  2. Berger Paints – steadily grown to be #2 in India, despite constantly changing ownership. Steady management provides the right guidance. Having paint industry experience is the key factor. 
  3. Marico – took on the might of HUL and ended up buying their competitor product which had been launched to once buy-out Marico’s flagship products. Right innovations and timely product diversifications while holding on to their core strengths has been the key to success. 
  4. Page Industries – Bringing an international brand to India and capturing the market share. 
  5. Axis Bank – overcoming debacles to become a trusted name in Banking sector 
  6. HDFC Bank – rising to the top of banking sector 
  7. Astral Polyteknik – creating a new market space & constant innovation & scaling in the same. 
  8. ITC – distribution network & diversifications.
The author has also presented John Kay’s IBAS framework, namely innovation, brands and reputation, architecture, and strategic assets and how this framework has been applied by these companies. Timely IT systems upgrade, investments in people, a truly independent Board with people having relevant experience have been the key for success. 

As per the author – “An investment operation is one which, upon thorough analysis, promises safety of principal and an adequate return. Operations not meeting these requirements are speculative”. With this objective the author has given three broad themes on picking the companies. 
Theme A: Focus on the long term (more than ten years) without being distracted by short term gambles; 
Theme B: Constantly deepen the moat around the core franchise using the IBAS framework and 
Theme C: Sensibly allocate capital whilst studiously avoiding betting the balance sheet on expensive and unrelated forays. 

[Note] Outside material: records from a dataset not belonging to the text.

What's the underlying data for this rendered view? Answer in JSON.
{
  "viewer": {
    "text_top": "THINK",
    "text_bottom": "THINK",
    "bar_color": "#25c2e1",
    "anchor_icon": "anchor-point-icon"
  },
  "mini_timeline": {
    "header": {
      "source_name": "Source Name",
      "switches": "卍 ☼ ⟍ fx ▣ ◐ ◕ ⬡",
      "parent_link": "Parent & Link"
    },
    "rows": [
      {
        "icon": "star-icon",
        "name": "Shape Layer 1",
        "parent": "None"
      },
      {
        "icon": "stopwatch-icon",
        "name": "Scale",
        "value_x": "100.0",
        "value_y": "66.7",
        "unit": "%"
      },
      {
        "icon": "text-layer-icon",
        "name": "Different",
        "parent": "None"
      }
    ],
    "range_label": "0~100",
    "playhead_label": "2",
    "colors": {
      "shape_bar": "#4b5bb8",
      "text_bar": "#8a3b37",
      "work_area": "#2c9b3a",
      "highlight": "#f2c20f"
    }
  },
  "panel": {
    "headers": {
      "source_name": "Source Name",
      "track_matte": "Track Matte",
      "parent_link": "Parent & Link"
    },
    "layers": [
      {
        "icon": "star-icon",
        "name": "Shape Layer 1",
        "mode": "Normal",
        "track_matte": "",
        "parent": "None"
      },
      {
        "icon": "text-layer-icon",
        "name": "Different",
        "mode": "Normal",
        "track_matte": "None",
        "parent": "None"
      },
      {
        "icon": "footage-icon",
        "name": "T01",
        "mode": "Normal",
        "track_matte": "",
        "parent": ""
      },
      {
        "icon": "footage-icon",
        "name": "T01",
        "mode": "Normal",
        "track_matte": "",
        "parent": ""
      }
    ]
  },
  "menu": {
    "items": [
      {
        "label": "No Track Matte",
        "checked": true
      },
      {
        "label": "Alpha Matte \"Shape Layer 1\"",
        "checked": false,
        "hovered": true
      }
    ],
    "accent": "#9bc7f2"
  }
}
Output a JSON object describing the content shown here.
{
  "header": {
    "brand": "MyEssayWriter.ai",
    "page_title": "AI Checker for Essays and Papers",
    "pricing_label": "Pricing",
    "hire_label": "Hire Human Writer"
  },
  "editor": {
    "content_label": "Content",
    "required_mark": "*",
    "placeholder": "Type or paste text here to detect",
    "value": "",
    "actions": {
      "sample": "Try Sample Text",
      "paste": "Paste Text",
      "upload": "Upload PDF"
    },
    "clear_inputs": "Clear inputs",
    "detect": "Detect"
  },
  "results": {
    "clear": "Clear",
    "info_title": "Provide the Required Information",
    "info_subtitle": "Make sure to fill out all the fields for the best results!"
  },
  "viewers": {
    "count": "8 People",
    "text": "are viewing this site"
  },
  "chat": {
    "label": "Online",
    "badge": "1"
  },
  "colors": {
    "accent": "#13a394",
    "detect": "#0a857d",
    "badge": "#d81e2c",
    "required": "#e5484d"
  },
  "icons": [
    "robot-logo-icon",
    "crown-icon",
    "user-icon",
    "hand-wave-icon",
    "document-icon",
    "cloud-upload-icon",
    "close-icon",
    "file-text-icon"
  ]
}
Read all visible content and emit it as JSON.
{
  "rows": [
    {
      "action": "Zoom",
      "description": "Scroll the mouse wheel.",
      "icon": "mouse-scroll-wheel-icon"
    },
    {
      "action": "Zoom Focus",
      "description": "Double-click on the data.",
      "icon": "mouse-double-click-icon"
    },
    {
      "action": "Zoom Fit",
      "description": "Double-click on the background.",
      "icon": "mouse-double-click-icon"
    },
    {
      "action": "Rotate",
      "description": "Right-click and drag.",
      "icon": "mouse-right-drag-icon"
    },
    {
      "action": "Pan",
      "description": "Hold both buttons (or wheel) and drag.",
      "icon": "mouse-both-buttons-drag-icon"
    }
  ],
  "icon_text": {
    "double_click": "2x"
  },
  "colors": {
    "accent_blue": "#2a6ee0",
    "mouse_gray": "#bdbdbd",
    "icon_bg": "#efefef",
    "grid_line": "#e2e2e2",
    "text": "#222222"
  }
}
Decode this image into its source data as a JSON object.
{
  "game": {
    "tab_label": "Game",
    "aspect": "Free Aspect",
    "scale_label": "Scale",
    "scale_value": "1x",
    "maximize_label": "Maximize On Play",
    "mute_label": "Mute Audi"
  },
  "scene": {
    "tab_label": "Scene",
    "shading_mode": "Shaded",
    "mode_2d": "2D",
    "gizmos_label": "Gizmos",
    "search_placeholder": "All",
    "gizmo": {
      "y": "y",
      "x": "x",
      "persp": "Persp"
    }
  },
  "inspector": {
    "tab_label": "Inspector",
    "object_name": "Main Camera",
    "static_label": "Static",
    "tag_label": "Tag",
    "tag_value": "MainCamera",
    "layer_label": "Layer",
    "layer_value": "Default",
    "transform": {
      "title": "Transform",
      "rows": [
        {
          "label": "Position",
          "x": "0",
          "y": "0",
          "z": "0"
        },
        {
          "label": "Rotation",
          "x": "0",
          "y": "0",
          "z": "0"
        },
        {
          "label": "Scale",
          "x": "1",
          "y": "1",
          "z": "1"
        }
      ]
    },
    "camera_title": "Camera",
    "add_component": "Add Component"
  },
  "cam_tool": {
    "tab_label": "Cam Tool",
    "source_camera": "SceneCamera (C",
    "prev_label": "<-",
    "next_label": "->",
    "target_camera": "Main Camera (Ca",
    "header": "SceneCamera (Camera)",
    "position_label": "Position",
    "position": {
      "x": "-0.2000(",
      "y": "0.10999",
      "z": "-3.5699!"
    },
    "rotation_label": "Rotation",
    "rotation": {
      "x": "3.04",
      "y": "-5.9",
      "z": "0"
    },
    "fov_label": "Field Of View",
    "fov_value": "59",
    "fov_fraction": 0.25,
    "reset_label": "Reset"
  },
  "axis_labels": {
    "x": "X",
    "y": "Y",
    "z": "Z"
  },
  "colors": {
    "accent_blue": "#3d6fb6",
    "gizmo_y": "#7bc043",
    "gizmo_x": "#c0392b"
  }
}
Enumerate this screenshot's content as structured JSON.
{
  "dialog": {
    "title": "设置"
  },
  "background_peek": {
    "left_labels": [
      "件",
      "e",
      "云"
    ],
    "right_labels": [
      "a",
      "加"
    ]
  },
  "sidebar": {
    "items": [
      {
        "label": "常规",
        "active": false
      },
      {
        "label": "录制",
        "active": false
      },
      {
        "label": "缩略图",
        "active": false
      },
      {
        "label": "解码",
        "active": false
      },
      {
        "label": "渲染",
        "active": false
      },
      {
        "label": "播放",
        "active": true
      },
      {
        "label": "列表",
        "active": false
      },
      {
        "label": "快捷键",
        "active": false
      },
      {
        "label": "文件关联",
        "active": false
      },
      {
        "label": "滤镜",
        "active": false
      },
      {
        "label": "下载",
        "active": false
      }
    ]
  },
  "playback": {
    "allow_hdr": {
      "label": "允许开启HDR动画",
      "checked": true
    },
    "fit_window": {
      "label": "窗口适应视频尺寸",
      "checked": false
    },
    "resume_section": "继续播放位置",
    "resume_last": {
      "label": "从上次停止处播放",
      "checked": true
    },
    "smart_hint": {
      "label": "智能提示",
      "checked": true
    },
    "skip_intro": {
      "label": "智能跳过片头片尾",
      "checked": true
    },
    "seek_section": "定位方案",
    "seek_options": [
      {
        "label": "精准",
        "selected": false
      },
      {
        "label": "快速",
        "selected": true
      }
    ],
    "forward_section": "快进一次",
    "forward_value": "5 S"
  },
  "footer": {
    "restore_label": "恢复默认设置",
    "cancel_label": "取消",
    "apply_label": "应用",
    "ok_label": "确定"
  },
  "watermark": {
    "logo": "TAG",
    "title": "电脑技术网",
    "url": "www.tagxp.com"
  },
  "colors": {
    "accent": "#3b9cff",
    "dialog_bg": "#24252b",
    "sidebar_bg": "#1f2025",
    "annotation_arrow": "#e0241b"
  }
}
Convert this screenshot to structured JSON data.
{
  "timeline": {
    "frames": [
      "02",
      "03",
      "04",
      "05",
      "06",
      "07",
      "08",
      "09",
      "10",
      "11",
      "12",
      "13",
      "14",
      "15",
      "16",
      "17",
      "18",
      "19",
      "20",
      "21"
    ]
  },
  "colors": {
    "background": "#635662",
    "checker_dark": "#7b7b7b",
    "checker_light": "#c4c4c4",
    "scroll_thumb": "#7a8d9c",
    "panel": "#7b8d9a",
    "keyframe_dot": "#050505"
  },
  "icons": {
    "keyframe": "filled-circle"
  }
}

Additionally, the following checklist for evaluating businesses is provided 
  1. Industry Attractiveness 
    • Dependency on government regulation 
    • Competition – number of competitors & intensity of competition 
    • Overall industry size & growth potential 
    • Proportion of value addition in the industry 
    • Capital intensity & efficiency – lower capital intensity generally generates higher returns 
    • Dependency on country’s broad economic cycle 
    • Generates excess returns for shareholders (cost of capital >15%) 
  2. Management Quality 
    • Track record of good governance and clean accounting 
    • Political connections 
    • Track record of efficient capital allocation 
    • Track record of focussing on core operations 
  3. Competitive Advantage 
    • Brand & Reputation 
    • Company’s architecture strength 
    • Ownership of strategic assets 
    • ROCEs higher than industry average 
Overall, an interesting book which has tried to send the message of investing for the long run with the aid of narratives from some of India’s most successful companies. 

Previously on BookMarks: The Tales Next Door